Sort through the entries below and pull out lines containing the word "Guaranteed".

Records from a data source
★ ★ ★

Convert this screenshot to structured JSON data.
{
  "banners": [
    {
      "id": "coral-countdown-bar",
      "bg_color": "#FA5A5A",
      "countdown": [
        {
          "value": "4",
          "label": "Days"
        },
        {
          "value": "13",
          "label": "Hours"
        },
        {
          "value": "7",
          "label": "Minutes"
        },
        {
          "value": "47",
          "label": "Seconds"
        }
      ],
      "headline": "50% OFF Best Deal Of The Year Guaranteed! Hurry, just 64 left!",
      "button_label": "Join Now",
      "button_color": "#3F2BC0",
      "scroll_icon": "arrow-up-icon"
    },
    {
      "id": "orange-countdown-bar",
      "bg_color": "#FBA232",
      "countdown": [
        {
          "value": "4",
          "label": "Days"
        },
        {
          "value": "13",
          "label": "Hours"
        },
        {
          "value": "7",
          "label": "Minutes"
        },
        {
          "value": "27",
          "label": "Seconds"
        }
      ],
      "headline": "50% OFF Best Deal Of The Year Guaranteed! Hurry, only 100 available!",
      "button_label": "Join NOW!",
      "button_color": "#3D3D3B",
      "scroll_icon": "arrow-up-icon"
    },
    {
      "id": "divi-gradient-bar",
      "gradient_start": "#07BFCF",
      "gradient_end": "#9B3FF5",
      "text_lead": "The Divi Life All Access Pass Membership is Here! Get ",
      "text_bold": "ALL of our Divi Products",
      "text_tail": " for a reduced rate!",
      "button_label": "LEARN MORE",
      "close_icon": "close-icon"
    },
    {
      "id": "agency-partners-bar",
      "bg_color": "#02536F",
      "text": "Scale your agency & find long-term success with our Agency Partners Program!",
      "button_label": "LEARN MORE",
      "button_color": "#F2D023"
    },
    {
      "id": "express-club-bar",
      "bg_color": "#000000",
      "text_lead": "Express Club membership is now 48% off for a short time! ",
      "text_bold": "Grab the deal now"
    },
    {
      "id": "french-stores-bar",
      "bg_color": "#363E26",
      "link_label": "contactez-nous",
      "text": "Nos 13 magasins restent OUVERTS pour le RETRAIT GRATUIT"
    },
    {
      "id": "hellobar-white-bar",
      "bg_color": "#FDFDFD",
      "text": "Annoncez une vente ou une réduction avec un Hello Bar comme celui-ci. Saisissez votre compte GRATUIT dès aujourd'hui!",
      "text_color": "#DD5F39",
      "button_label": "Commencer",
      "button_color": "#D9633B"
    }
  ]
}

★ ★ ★

> Response area:
      "headline": "50% OFF Best Deal Of The Year Guaranteed! Hurry, just 64 left!",
      "headline": "50% OFF Best Deal Of The Year Guaranteed! Hurry, only 100 available!",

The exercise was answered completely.